Wagman concluded by saying that his overall objective is to keep the public and the courts focused on the real issue, which is ending blatant cases of animal abuse.  Animal law is a growing field, and there's an annual animal law conference in Portland that's now in its fifth year.

4 comments:

RBH said...

You made a parenthetical remark I have to respond to. You wrote

And shouldn't it be possible to domesticate other wild animals?

Don't confuse domestication and taming. Taming is a behavioral change in what is still a "wild" animal, and occurs during the lifetime of the animal. Domestication involves generations of artificial selection, purposeful or inadvertent, for behavioral and/or morphological traits. But a tame animal is not necessarily a domesticated animal. E.g., chimps that are tamed are not domesticated.

Jim Lippard said...

RBH: Thanks for the further distinction--I actually did mean domestication, not taming, but probably should have mentioned both, since both are precluded by Wagman's position as he stated it.

Perhaps he is open to the possibility of domestication under some kind of regulated and licensed scheme, but not taming, but I suspect he opposes both. But if that position were projected backward in time, the domestication of companion and farm animals that we have today gets labeled as unethical, unless there's a situational exemption. It's debatable, I suppose, but my own moral intuitions suggest to me that the development of new domesticated species, whether by genetic engineering or artificial selection, isn't inherently wrong.

Stephen said...

What is/was the logic behind the California ban on kangaroo imports? Most kangaroo species (at least those used commercially) are neither endangered nor CITES-listed.

Jim Lippard said...

Stephen: California's import ban is in California Penal Code section 653o, which was put into effect via legislation (not initiative) in 1970. It covers multiple animals. The California Supreme Court upheld the statute in July 2007; it was then revised in October 2007 to allow such imports until 2011. Here's the text:

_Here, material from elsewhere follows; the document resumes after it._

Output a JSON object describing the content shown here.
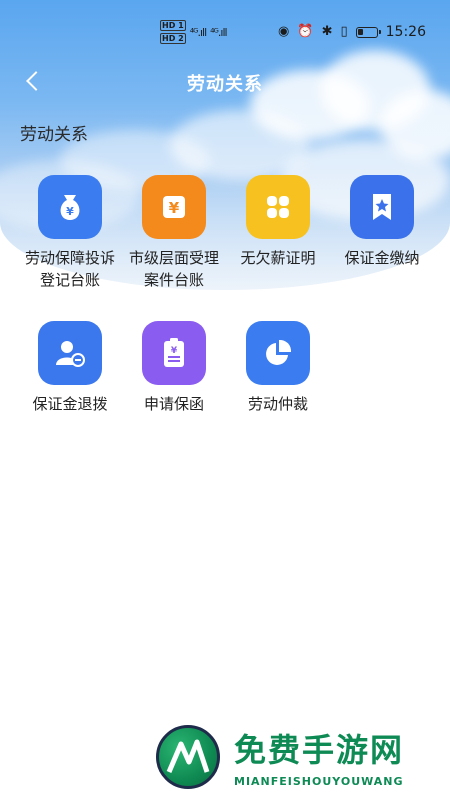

(a) It is unlawful to import into this state for commercial
purposes, to possess with intent to sell, or to sell within the
state, the dead body, or any part or product thereof, of any polar
bear, leopard, ocelot, tiger, cheetah, jaguar, sable antelope, wolf
(Canis lupus), zebra, whale, cobra, python, sea turtle, colobus
monkey, kangaroo, vicuna, sea otter, free-roaming feral horse,
dolphin or porpoise (Delphinidae), Spanish lynx, or elephant.
(b) (1) Commencing January 1, 2015, it shall be unlawful to import
into this state for commercial purposes, to possess with intent to
sell, or to sell within the state, the dead body, or any part or
product thereof, of any crocodile or alligator.
(2) This subdivision shall not be construed to authorize the
importation or sale of any alligator or crocodilian species, or any
products thereof, that are listed as endangered under the federal
Endangered Species Act, or to allow the importation or sale of any
alligator or crocodilian species, or any products thereof, in
violation of any federal law or any international treaty to which the
United States is a party.
(c) Any person who violates any provision of this section is
guilty of a misdemeanor and shall be subject to a fine of not less
than one thousand dollars ($1,000) and not to exceed five thousand
dollars ($5,000) or imprisonment in the county jail not to exceed six
months, or both the fine and imprisonment, for each violation.
(d) The prohibitions against importation for commercial purposes,
possession with intent to sell, and sale of the species listed in
this section are severable. A finding of the invalidity of any one or
more prohibitions shall not affect the validity of any remaining
prohibitions.
(e) This section shall become operative on January 1, 2011.